One day out from first practice and the final shape of the grid for this weekend’s event remains unknown.
Fernando Alonso will not be present as he continues to recover from his mysterious testing crash at Barcelona. The Spaniard hopes to be fit for the Malaysian GP on March 29, otherwise there will be serious questions to be answered.
Sauber’s Felipe Nasr or Marcus Ericcson – having reached Australia under the impression they will be racing this weekend, will fail to take to the circuit. Giedo van der Garde will assume the unlucky individual’s place. Or perhaps he won’t. This dilemma will be settled this afternoon we’re told. One would hope.
Imagine all three (or two should one have a guaranteed seat – likely van der Garde himself) fronting for court at 10am on Friday morning, a verdict being reached by midday, with the victorious party jumping into a cab bound for the circuit – changing into racing attire en route, and straight into the C34 in time for opening practice at 12.30? Welcome to Formula One, where anything is possible!
What can be ascertained is is that the event is taking place in Melbourne, staging the curtain raiser for an eighteenth occasion, as Formula One marks two decades at Albert Park, having shifted from Adelaide in 1996.
And that it’s going to take something phenomenal for a driver other than Lewis Hamilton or Nico Rosberg to salute the chequered flag first on Sunday.
Melbourne has frequently proven itself a lottery in proportion to the rest of the season, with many outfits holding back upgrades until the European season approaches, thus any challenger could emerge this weekend.
As a Mercedes customer, Williams is the most likely candidate for the minor positions, whilst Red Bull and Ferrari should be next in line if misfortune strikes.

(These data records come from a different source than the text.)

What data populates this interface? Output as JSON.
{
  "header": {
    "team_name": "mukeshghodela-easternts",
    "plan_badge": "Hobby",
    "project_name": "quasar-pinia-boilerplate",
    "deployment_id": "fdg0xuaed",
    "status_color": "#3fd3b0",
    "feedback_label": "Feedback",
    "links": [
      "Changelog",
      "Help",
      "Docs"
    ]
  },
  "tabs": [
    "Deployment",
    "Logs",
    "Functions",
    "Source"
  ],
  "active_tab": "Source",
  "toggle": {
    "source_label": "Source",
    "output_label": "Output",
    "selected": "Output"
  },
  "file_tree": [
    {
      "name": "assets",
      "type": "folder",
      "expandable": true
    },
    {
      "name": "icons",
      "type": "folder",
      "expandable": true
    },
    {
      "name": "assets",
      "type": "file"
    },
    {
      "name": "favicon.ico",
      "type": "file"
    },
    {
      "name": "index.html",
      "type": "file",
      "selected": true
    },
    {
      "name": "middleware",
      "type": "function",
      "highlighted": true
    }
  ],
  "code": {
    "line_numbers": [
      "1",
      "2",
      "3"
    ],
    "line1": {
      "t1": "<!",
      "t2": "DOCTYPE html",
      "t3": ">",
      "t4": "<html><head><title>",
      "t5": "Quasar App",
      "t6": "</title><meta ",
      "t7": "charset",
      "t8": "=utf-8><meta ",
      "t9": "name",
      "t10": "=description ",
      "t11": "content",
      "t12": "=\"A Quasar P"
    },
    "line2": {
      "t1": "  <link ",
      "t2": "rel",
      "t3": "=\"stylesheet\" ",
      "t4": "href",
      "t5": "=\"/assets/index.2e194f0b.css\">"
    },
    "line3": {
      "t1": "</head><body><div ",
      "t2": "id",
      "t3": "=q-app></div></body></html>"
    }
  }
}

Nobody is likely to show their true hand until qualifying.
The event witnesses the debut of Formula One’s youngest driver ever. At seventeen, Max Verstappen will line up for Toro Rosso. The Dutchman is ambitious to turn heads immediately, whilst many have backed a justification of his contentious berth from the outset.
Manor culminates their stunning resurrection in the coming days – the mere sight of two cars on track, regardless of the outcome on Sunday, will represent triumph.
For the first time since 2008, the race will likely have concluded by 6pm, with the start time brought forward an hour to 4pm in the wake of Jules Bianchi’s tragic accident at Japan last year. In the context of the race, glare should thus be neutralised.
The forecast is for solid autumnal conditions across the weekend, though the threat of rain persists as ever. The past two qualifying sessions have been affected by inclement weather, with the former concluded on Sunday morning.
Daniel Ricciardo and his cheeky grin in conjunction with his stellar 2014 campaign have increased ticket sales by an estimated five percent, and with the event secured for a further five seasons beyond the twentieth edition, it promises to be another fantastic weekend.